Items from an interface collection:
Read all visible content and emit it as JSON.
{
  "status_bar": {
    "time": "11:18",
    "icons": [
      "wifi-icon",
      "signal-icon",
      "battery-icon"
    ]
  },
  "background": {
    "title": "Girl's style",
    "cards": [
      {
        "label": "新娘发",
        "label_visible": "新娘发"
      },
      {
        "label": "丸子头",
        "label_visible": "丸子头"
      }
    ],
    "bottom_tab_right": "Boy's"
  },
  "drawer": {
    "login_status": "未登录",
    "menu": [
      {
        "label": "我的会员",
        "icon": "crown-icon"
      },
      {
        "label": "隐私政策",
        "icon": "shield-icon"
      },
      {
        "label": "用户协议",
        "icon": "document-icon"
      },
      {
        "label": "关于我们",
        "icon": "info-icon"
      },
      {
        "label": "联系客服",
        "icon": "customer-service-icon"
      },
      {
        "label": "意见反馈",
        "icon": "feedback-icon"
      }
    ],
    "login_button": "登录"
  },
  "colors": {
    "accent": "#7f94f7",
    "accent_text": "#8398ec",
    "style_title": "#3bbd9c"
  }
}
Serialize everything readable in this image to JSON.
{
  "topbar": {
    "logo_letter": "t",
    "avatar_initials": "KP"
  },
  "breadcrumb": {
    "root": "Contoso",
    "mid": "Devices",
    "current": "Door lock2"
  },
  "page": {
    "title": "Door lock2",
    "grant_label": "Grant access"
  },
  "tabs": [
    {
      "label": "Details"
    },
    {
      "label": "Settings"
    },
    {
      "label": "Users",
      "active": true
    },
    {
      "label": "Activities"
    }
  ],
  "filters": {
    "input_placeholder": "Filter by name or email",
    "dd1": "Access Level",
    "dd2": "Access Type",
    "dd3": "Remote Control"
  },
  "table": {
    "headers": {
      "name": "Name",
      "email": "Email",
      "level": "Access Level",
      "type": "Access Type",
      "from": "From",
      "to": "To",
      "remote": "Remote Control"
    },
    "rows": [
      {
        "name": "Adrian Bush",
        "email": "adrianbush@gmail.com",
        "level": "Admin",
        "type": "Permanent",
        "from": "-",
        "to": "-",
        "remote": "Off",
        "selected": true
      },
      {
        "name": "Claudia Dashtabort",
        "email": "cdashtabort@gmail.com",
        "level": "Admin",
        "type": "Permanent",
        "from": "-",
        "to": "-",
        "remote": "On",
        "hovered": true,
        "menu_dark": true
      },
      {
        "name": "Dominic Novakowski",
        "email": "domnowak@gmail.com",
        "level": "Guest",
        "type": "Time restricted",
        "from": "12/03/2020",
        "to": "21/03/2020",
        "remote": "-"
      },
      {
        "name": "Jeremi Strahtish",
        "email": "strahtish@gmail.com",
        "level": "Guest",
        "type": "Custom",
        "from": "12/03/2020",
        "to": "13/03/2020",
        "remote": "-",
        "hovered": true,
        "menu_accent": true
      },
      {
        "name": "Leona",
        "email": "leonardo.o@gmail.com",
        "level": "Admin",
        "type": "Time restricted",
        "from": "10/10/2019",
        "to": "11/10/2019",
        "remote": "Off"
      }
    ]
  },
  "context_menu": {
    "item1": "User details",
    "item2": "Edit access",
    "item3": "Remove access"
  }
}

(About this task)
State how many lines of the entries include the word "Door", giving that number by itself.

(Exercise answer)
2